The task
If a line of the data below contains the string "HelloWorld", copy it into your answer.

[Data about app and page elements]
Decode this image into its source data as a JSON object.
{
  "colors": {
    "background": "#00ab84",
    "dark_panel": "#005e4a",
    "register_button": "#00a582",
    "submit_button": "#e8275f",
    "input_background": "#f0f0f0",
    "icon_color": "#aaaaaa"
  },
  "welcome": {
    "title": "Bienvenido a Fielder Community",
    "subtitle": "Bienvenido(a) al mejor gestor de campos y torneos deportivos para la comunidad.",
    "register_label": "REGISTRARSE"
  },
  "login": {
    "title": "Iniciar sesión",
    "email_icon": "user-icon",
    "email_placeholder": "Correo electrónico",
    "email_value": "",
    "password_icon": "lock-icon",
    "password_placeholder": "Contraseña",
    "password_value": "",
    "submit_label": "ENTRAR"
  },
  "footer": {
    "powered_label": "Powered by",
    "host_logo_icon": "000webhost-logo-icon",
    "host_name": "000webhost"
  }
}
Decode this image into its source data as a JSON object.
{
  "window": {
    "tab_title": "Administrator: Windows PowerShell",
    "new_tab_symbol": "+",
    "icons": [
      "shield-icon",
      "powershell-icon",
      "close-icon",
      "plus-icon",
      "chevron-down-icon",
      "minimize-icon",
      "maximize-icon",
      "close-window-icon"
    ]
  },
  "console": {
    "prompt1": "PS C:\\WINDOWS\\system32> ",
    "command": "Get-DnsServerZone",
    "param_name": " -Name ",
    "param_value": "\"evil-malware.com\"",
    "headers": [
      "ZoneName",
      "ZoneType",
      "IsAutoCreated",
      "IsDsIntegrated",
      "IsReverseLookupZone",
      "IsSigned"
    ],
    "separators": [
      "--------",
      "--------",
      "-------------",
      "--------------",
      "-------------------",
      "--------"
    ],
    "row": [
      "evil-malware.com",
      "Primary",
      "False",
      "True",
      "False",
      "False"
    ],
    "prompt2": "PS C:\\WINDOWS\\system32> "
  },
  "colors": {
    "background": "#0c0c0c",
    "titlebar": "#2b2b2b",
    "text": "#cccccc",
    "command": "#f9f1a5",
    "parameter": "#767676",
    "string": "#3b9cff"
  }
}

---

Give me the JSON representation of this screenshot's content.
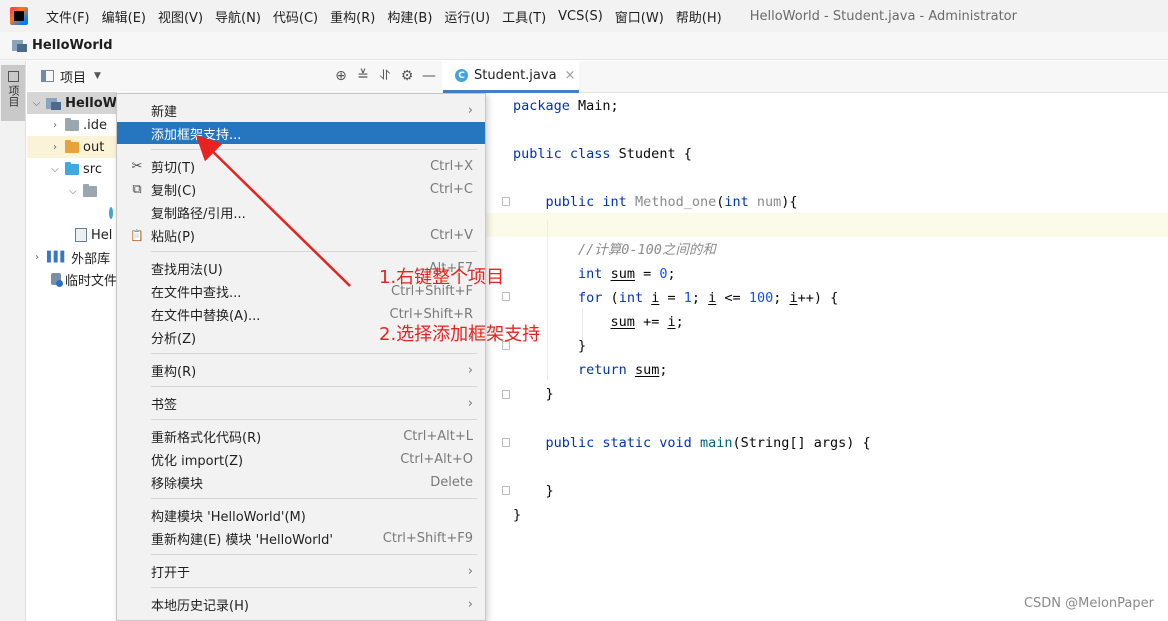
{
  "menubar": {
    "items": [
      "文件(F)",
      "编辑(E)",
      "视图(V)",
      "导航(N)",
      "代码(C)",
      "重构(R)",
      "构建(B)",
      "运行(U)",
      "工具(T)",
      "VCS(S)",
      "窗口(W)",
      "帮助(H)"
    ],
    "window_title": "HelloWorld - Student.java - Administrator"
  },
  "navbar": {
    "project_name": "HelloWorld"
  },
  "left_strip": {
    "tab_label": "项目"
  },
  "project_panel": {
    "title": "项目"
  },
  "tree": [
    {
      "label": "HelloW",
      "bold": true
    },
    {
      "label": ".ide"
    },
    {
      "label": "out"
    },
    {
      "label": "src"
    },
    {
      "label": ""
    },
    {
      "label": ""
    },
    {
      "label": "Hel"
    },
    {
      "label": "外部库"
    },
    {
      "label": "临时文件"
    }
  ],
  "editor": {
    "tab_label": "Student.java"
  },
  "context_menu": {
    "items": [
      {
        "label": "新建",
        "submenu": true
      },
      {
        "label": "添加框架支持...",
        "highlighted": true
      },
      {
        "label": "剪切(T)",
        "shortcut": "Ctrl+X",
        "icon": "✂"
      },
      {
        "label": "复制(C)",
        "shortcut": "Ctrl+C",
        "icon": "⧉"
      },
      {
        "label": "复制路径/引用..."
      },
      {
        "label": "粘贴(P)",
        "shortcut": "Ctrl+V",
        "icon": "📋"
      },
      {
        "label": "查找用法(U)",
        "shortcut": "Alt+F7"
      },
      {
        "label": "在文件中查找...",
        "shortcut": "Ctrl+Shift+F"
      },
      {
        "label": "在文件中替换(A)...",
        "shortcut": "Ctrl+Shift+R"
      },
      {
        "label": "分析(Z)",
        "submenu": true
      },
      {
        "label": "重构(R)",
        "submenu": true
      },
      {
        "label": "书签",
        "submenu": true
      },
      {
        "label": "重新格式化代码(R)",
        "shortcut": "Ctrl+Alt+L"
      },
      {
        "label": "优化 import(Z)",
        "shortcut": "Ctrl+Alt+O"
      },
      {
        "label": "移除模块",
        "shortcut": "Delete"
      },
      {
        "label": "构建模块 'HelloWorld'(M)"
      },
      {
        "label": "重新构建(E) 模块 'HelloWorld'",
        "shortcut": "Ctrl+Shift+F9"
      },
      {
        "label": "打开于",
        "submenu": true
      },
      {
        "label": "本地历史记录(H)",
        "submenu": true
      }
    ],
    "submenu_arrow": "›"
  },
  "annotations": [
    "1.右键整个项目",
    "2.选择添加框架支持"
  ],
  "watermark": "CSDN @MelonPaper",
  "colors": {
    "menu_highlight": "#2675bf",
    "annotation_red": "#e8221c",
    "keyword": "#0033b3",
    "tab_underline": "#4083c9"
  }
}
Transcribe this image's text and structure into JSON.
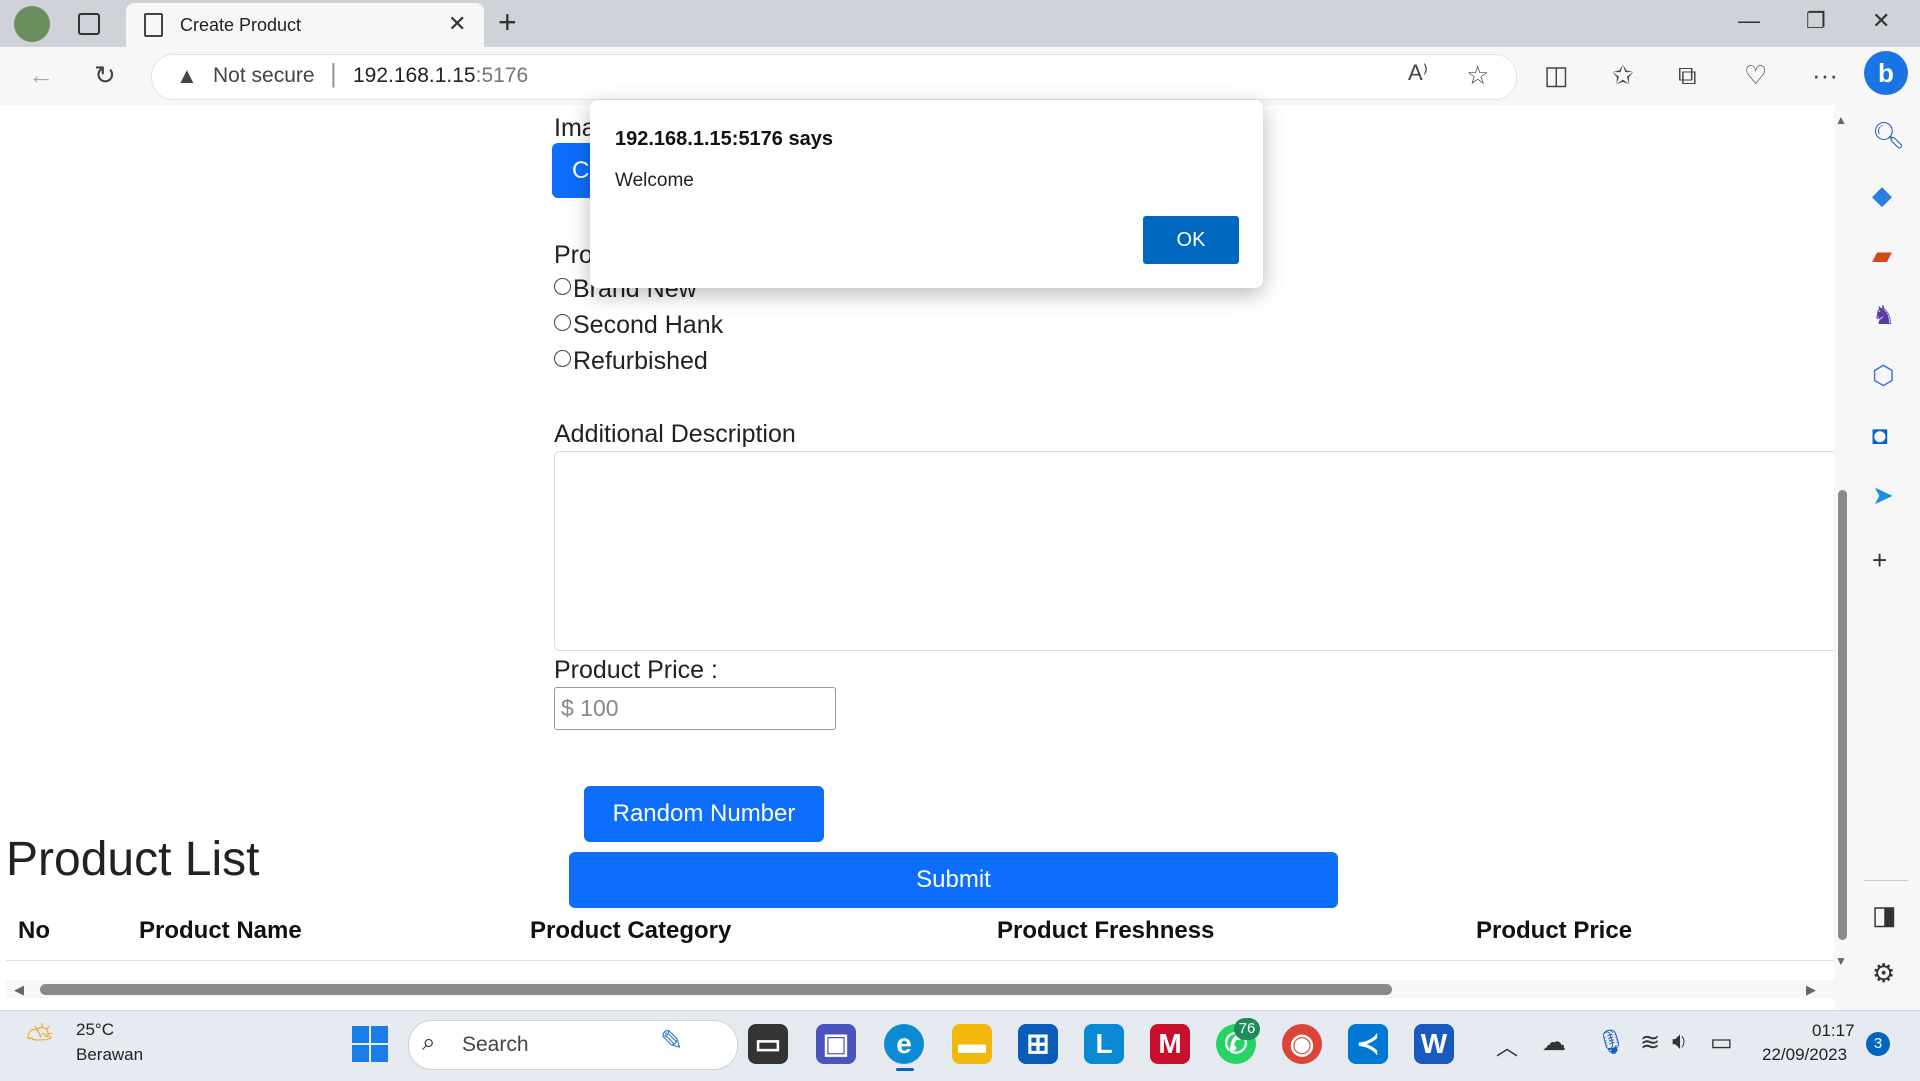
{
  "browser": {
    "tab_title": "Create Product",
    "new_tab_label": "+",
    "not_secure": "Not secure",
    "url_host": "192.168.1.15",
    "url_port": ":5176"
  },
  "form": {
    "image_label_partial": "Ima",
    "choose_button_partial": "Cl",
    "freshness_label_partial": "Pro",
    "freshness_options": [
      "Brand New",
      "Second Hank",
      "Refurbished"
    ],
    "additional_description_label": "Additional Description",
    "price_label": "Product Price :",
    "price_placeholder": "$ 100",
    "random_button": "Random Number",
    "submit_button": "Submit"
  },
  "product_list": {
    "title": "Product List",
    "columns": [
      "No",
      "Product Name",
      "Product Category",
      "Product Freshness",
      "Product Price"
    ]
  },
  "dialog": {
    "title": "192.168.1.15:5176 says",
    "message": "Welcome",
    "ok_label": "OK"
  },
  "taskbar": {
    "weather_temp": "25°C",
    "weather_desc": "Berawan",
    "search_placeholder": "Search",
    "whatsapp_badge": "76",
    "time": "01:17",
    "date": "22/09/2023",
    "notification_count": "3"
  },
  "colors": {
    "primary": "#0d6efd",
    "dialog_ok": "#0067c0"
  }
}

Response to this task
    "window_title": "HelloWorld - Student.java - Administrator"
    "project_name": "HelloWorld"
        "label": "构建模块 'HelloWorld'(M)"
        "label": "重新构建(E) 模块 'HelloWorld'",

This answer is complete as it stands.